The 2022 Antique Telescope Society Virtual Convention
Call for Papers
The 2022 Convention of the Antique Telescope Society will be held online on the weekends of November 12-13 and 19-20, using the Zoom platform once again. We had excellent participation at the last two years’ virtual meetings from attendees around the world. We’re looking forward to your participation in November, as an attendee, or even better, a presenter. Membership is not a requirement to attend the meeting, but we do hope you’ll consider joining the Antique Telescope Society. There will be no charge to register for the conference, and you can register at this link:
After registering, you will receive a confirmation email containing information about joining the meeting.
Several sessions are scheduled and we’d like you to consider submitting an abstract of a proposed presentation. We welcome papers on the usual subjects: antique telescopes and accessories, early observatories and astronomers, instrument makers, the history, construction, and preservation of telescopes, the history of astronomy, the history of optics, and related topics. If you’re not certain about a topic or have any questions about the process, please contact Papers Coordinator Ken Launie, who can be reached at email@example.com. Note that the abstract deadline is October 15, 2022

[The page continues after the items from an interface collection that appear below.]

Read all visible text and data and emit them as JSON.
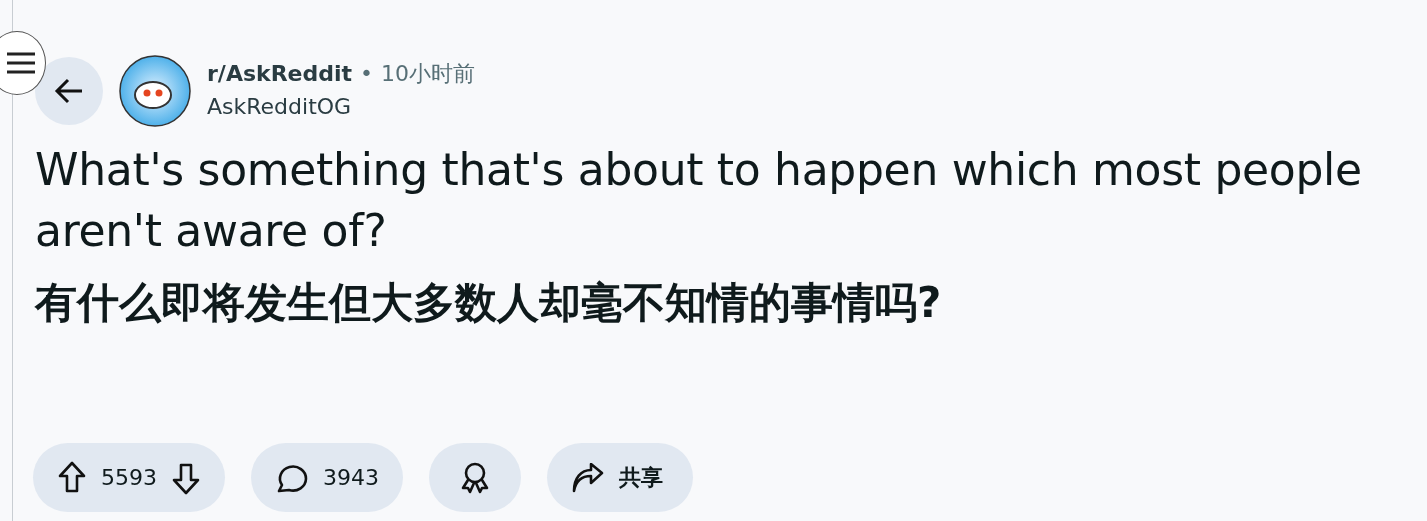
{
  "post": {
    "subreddit": "r/AskReddit",
    "separator": "•",
    "time": "10小时前",
    "author": "AskRedditOG",
    "title": "What's something that's about to happen which most people aren't aware of?",
    "translation": "有什么即将发生但大多数人却毫不知情的事情吗?"
  },
  "actions": [
    {
      "kind": "vote",
      "count": "5593"
    },
    {
      "kind": "comment",
      "count": "3943"
    },
    {
      "kind": "award"
    },
    {
      "kind": "share",
      "label": "共享"
    }
  ]
}
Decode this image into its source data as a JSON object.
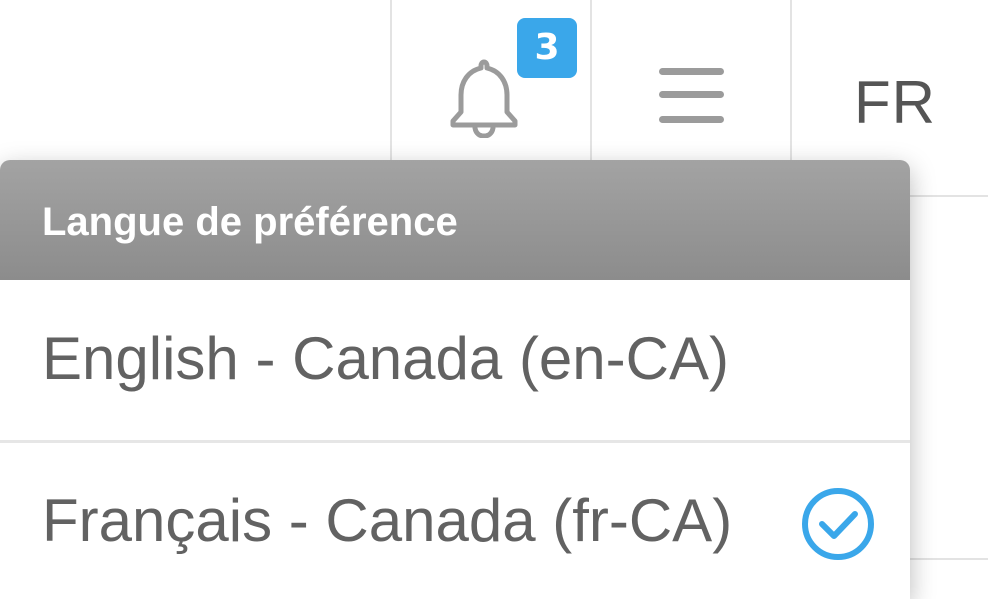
{
  "notifications": {
    "count": "3",
    "icon": "bell-icon"
  },
  "menu": {
    "icon": "hamburger-menu-icon"
  },
  "language_button": {
    "label": "FR"
  },
  "dropdown": {
    "header": "Langue de préférence",
    "options": [
      {
        "label": "English - Canada (en-CA)",
        "selected": false
      },
      {
        "label": "Français - Canada (fr-CA)",
        "selected": true
      }
    ]
  },
  "colors": {
    "accent": "#3aa7ea",
    "header_bg": "#999999",
    "text": "#626262",
    "icon": "#9b9b9b"
  }
}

Your abstract should be brief, preferably no more than 200 words. Please indicate the time you’d like for your presentation. Ideally, your talk will be in the form of a narrated PowerPoint presentation or slide show, to be presented online to the conference attendees, followed by a live Q&A session. Presentations will be in English. We expect presentations to be no more than 30 minutes long (including time for questions). In special cases, it may be possible to allow more time.

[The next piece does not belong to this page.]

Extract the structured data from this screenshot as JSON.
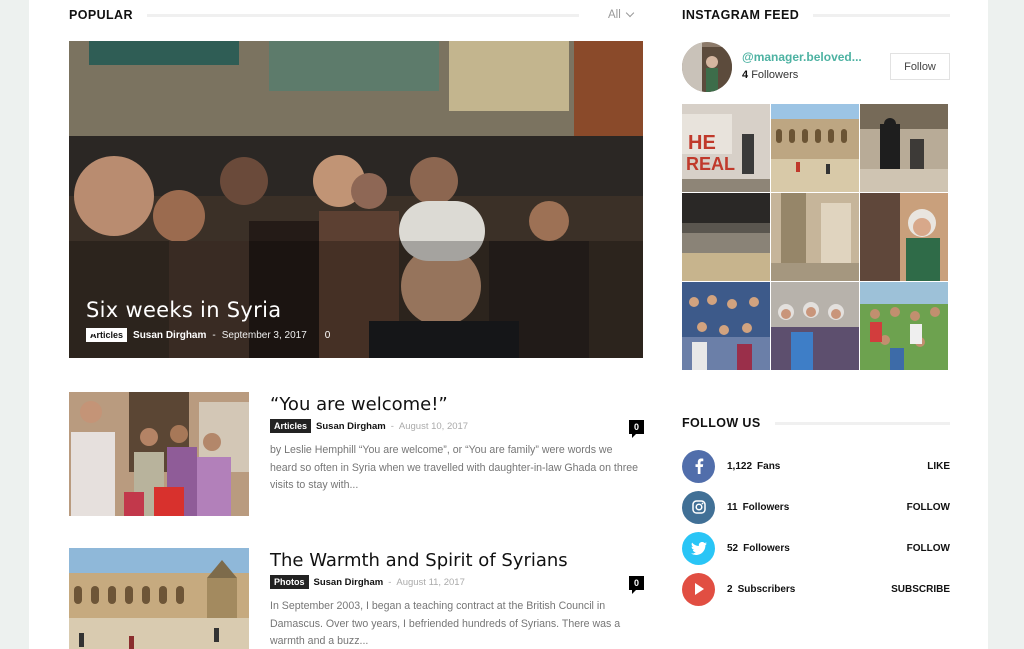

We also would like to encourage speakers to simultaneously prepare a printed version of their presentations for publication in the ATS Journal. That way your research becomes more than just a fleeting talk, with a risk of being forgotten soon after the convention. It could become a published paper for all posterity via the Antique Telescope Society Journal and ultimately the digital archive of the NASA ADS. Please contact ATS Journal Editor Roger Sinnott at firstname.lastname@example.org.
A highlight of our recent meetings was the virtual tours of observatories and workshops, coordinated by Alan Agrawal. Please consider organizing one for us this year. You can contact Alan at email@example.com. Bart Fried is the Ambassador to other interested organizations. Walter Yund and Aaron Sliski will be handling technical issues for the virtual event, and many others will be contributing as plans go forward.
President of the Antique Telescope Society